* [Source material]
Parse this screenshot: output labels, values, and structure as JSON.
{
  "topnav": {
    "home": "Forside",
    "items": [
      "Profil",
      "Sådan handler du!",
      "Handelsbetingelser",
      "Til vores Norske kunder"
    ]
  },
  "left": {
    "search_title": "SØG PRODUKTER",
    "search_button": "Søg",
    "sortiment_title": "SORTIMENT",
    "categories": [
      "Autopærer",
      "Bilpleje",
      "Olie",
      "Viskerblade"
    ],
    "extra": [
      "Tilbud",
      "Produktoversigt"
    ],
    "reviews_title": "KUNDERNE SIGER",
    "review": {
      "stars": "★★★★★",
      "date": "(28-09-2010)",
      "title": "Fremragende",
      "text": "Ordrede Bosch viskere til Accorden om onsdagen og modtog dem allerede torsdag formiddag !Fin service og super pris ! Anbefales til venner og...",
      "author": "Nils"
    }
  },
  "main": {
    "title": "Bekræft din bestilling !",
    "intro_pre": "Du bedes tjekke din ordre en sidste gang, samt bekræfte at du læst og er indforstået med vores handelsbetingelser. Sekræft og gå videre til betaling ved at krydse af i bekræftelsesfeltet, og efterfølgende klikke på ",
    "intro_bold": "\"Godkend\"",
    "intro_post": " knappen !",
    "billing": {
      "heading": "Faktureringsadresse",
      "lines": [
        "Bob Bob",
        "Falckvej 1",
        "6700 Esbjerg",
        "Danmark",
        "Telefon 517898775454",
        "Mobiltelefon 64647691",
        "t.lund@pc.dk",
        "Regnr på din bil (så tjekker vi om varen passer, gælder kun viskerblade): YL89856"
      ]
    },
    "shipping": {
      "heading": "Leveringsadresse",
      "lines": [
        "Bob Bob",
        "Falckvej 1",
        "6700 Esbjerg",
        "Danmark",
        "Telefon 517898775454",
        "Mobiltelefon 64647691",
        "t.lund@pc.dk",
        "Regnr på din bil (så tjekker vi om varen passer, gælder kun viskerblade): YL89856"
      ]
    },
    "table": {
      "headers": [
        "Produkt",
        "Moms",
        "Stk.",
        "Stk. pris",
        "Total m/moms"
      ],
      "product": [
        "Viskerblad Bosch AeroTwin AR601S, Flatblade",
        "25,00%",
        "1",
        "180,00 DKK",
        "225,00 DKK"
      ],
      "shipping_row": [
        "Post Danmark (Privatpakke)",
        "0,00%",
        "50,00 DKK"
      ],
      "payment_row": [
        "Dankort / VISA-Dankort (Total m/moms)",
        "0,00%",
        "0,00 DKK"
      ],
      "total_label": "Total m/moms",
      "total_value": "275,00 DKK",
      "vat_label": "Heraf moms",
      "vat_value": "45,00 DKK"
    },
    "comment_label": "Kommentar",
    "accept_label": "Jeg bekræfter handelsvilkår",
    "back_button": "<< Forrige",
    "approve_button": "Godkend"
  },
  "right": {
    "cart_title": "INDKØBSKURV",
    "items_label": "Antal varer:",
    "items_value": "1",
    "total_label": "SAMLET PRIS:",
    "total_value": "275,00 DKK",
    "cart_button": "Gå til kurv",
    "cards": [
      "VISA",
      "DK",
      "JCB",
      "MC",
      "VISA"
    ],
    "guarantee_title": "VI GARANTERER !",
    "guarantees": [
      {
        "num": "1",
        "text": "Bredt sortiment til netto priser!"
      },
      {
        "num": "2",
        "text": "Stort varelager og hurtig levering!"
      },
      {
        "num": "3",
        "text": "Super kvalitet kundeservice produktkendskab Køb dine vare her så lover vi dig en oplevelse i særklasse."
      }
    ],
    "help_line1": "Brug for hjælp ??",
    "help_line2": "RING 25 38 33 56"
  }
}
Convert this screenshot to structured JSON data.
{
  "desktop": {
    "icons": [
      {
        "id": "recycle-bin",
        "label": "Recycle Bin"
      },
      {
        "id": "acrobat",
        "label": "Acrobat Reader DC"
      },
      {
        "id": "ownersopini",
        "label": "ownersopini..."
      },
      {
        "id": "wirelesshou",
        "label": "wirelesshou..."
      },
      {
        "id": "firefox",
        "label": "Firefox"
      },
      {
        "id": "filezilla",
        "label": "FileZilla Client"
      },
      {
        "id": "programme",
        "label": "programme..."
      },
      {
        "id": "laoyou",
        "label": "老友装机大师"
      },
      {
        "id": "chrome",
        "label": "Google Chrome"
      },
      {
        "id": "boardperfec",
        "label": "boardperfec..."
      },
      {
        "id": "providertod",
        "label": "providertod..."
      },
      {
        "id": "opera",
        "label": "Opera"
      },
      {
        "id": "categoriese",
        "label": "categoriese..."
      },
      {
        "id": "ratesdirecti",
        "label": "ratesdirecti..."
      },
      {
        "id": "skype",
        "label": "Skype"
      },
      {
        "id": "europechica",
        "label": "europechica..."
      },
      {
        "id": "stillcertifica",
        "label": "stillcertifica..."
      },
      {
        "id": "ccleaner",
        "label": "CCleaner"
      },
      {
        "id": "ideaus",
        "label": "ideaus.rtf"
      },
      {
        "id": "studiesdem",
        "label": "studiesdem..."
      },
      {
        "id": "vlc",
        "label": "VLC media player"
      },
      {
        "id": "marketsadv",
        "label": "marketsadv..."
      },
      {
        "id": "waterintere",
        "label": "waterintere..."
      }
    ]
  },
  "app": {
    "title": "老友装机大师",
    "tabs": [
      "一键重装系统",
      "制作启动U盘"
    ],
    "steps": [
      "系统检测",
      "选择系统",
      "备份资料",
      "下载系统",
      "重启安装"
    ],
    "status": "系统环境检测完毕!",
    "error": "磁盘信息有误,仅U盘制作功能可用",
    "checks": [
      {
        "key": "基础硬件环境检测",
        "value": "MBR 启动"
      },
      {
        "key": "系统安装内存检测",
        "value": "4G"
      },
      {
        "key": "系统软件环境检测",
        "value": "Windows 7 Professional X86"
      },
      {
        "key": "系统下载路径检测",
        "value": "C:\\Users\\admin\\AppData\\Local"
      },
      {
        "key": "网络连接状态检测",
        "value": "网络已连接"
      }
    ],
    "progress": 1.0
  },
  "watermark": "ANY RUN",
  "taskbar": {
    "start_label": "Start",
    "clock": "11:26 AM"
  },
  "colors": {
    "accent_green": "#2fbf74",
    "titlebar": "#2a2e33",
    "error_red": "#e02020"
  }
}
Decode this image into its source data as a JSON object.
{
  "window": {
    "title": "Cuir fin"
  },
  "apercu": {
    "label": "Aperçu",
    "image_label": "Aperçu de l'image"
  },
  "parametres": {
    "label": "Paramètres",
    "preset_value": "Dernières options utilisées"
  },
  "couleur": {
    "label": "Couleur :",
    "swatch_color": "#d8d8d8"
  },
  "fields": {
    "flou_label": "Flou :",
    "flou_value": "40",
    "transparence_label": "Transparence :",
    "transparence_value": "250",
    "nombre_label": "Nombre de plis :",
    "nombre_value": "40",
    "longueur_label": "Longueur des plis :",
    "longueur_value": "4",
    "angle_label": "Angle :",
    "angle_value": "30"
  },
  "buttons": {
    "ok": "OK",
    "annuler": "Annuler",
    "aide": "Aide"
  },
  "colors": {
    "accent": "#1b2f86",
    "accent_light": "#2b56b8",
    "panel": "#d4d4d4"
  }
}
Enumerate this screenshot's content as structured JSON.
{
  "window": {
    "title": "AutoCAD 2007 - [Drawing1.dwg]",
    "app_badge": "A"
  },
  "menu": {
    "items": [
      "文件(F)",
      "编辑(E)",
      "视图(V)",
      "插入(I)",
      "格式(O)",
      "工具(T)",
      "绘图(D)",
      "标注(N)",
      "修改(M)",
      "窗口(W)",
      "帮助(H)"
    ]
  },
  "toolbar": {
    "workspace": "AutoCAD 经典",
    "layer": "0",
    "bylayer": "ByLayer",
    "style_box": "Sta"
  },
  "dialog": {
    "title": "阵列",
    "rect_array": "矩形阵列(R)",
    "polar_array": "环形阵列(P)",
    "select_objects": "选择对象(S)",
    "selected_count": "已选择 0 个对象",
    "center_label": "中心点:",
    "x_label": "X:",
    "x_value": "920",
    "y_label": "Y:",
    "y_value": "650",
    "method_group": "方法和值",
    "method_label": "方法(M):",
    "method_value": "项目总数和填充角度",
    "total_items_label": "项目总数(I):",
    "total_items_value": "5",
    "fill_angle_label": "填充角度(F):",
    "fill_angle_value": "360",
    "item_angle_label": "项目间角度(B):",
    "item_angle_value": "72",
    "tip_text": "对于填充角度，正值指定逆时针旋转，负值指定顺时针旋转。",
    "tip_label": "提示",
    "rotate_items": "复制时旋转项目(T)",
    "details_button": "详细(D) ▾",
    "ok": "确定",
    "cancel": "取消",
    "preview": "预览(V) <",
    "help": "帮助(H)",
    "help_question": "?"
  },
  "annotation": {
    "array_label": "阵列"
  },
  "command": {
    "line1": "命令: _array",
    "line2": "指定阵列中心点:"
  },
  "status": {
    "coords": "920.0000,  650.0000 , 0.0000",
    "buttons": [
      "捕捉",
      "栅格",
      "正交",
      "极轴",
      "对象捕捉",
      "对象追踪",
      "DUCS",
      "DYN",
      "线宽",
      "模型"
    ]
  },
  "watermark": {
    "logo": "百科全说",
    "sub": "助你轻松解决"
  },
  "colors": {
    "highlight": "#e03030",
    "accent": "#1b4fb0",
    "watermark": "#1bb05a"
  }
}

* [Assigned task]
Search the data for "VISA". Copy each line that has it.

* [Answer area]
        "Dankort / VISA-Dankort (Total m/moms)",
      "VISA",
      "VISA"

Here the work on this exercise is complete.